“To me, having this on my desk is the symbol of the fruit of a ton of labor,” Johnson added. “I’m just very deeply honored.”
Nominations for the award are made by incoming freshman at Yale University, located in New Haven, Conn., who chose a high school educator that had a positive influence on them.
West Hall’s 2018 valedictorian, Katie Burchfield, submitted Johnson’s name for consideration to a committee of admissions officials, who then chose the recipients.
There were 371 nominees this year, with 59 teachers and 28 counselors awarded.
Burchfield, who was profiled in The Times in May for her outstanding scholastic achievements, said that her parents are educators that instilled in her a love of learning and curiosity about the world.
She planned to enroll as a pre-med student.
The application process for Yale, one of the most prestigious Ivy League schools, included submitting standardized testing scores, classroom grades and supplemental essays.
A visit and an interview were also required. And, of course, recommendations.
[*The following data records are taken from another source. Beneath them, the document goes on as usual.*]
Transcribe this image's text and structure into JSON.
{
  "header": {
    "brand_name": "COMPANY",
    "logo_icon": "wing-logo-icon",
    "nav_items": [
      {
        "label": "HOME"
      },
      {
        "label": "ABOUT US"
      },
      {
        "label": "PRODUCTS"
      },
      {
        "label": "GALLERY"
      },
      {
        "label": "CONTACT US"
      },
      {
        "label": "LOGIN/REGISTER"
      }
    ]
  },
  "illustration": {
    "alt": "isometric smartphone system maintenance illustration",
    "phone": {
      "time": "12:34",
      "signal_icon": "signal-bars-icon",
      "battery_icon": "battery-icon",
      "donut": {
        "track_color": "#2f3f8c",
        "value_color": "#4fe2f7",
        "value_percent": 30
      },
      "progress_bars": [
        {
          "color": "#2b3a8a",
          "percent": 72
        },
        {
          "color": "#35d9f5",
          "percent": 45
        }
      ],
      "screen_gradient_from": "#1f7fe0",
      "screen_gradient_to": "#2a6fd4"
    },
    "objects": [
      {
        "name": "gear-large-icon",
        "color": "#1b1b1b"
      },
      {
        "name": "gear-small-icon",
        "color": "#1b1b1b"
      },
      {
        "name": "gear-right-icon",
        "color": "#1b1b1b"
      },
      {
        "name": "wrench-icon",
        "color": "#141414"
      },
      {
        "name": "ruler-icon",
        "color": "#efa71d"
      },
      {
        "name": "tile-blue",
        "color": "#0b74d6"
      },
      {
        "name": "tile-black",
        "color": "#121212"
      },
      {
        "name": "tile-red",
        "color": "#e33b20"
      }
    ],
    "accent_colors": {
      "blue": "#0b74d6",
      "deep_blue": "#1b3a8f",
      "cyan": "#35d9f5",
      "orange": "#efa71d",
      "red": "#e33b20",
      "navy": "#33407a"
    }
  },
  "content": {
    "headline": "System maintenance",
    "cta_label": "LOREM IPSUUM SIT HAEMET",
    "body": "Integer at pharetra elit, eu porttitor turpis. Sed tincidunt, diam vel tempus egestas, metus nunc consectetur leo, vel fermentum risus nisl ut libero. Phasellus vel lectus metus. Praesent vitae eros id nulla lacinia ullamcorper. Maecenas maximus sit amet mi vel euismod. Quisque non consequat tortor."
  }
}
Johnson said he didn’t hesitate when asked by Burchfield to vouch for her.
“You have to have faith in the idea that what you’re doing to teach juniors and seniors really will prepare them,” he said. “I kept it simple and told the truth.”
Johnson taught Burchfield in literature courses all four years of her high school education.
He said literature “brings worlds of thinking together,” and the freedom and wide variety of books students absorb under his tutelage speaks to this end.
“She was in a very bright group but stood out because there’s so much reading she had already done,” he said. “Not only was she very bright and very hard-working, but she was incredibly humble in her approach to becoming better — and that really stood out to me.”
Having the qualities of intelligence and humility combined with hard work is rare, Johnson said.
He likened it this way: Though Bob Dylan could unquestionably write music and lyrics, his singing is a matter of taste.
Johnson comes from a family of educators. His mother retired an elementary school principal and his father was a library director.
“I guess I split the difference between their careers,” he said.
Johnson knows teaching can be a thankless job, at times. It’s work that requires passion as much as anything.
So praise from colleagues or the boss is always nice.
West Hall High Principal Ley Hathcock said he taught Burchfield himself, and Johnson taught his own daughter.
“It really comes as no surprise that we have both students and teachers coming from the Hall County School District that garner awards,” he said. “I’m as proud as I could possibly be to have been associated with Katie and Adam.”
For Johnson, the best reward comes from seeing students flourish wherever life leads them.
“Students are the people who see you day in and day out,” Johnson said. “They see you at your best and at your worst. It’s just very special for (Burchfield) to have nominated me for this. It’s just really nice to know that when students could do nothing, instead they decide to do something and give back in that kind of way.”